═══ Given information ═══

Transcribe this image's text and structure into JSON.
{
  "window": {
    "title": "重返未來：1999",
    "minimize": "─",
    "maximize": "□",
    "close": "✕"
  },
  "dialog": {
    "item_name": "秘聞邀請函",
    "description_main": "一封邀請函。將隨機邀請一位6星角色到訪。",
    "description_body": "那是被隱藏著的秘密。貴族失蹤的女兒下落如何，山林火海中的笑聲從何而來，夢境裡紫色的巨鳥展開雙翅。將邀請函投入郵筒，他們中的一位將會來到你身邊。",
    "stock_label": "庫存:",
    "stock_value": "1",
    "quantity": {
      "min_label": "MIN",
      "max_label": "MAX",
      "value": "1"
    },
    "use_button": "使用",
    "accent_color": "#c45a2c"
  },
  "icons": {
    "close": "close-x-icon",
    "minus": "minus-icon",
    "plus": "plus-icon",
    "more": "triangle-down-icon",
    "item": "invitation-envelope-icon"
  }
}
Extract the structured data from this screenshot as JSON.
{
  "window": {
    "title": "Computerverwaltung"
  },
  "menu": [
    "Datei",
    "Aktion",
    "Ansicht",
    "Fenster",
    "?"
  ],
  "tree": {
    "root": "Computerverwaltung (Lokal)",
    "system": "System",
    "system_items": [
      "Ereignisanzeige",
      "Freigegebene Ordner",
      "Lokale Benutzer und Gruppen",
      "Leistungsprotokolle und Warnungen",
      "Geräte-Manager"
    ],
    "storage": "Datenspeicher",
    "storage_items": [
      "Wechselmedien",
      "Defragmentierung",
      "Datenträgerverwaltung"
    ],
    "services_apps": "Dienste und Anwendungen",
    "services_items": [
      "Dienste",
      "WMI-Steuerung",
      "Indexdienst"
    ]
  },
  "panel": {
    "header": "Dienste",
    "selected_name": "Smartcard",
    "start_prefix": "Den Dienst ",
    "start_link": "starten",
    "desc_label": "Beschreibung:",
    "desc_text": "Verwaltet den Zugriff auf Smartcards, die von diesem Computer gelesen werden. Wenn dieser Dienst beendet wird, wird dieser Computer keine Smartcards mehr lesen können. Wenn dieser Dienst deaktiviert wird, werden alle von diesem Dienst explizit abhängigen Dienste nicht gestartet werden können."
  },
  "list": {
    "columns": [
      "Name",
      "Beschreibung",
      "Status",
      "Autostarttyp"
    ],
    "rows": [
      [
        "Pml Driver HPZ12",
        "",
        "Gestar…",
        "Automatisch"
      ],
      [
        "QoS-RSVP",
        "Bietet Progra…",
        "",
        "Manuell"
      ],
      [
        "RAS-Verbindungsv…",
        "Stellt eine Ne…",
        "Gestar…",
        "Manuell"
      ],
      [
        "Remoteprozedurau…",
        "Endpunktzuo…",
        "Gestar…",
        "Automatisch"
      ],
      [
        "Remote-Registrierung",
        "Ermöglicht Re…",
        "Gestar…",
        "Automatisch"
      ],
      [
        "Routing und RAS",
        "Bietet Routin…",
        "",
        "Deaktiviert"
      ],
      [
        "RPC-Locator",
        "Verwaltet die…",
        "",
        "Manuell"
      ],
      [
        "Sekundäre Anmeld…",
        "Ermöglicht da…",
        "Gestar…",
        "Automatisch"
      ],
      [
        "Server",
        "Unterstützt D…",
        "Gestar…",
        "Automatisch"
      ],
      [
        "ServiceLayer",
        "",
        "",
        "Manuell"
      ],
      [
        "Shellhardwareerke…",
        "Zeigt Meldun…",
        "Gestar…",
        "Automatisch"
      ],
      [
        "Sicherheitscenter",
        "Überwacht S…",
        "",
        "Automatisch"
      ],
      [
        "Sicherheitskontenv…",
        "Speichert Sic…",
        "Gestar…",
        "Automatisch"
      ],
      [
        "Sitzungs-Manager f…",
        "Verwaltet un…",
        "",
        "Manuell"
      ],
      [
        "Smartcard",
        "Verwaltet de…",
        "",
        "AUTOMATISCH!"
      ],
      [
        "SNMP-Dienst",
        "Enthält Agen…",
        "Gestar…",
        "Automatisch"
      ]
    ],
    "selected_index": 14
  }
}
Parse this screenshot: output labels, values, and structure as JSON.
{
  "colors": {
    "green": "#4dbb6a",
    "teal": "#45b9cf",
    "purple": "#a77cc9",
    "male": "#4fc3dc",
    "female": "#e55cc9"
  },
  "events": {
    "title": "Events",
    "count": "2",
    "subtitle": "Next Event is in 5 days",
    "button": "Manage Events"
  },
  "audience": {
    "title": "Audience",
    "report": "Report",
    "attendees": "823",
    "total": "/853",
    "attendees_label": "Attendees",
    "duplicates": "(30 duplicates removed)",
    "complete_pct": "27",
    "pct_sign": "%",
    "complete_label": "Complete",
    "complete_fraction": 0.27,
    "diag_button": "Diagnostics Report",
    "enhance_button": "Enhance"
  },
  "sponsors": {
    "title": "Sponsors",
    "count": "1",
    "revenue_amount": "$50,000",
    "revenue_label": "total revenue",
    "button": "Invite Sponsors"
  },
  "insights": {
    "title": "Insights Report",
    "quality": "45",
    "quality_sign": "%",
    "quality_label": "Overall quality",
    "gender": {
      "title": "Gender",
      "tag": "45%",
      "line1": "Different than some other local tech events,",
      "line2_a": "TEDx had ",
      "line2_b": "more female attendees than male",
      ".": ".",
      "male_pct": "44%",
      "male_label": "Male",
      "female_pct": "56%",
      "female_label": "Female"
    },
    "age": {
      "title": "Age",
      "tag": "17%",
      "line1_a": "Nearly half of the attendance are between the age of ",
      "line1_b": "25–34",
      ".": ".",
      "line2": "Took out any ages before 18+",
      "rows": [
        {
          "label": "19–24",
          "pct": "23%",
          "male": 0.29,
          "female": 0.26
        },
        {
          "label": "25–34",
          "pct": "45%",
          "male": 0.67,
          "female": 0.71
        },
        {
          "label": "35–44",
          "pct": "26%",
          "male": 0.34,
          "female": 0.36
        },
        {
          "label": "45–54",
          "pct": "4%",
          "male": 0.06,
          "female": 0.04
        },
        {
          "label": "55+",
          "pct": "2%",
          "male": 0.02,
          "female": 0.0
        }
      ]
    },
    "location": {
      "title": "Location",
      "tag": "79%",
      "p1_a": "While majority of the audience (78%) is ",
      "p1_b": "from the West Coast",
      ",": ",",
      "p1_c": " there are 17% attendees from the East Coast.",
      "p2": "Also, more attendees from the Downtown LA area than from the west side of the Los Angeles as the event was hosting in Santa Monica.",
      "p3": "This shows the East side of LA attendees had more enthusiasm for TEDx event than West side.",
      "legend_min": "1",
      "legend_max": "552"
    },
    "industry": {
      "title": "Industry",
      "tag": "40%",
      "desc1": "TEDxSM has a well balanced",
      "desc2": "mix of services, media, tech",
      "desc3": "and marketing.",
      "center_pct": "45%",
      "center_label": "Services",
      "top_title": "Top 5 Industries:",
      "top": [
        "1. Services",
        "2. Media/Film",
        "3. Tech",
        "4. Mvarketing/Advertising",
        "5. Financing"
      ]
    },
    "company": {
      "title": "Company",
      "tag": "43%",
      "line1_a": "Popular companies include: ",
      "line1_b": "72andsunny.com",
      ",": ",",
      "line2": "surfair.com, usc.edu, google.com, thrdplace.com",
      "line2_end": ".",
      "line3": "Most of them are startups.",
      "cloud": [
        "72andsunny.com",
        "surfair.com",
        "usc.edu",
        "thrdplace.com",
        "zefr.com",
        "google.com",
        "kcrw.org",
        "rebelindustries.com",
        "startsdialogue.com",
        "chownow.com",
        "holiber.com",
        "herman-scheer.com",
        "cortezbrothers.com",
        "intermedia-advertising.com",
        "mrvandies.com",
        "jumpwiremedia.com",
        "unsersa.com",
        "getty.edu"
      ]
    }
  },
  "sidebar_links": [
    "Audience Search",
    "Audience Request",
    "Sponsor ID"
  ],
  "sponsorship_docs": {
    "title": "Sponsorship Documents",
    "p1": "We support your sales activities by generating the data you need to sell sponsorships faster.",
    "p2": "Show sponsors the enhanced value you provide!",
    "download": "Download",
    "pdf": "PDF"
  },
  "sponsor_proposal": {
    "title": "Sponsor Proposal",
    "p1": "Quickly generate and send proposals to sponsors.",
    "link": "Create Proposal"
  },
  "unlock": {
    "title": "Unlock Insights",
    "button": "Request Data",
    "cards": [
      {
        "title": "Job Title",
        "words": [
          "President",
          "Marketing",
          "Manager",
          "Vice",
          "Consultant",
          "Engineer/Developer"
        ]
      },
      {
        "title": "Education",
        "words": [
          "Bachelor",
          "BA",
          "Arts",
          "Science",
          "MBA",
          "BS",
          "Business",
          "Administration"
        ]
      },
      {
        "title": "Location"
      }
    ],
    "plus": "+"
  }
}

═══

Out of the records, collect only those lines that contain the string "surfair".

* [Solution to this exercise]
      "line2": "surfair.com, usc.edu, google.com, thrdplace.com",
        "surfair.com",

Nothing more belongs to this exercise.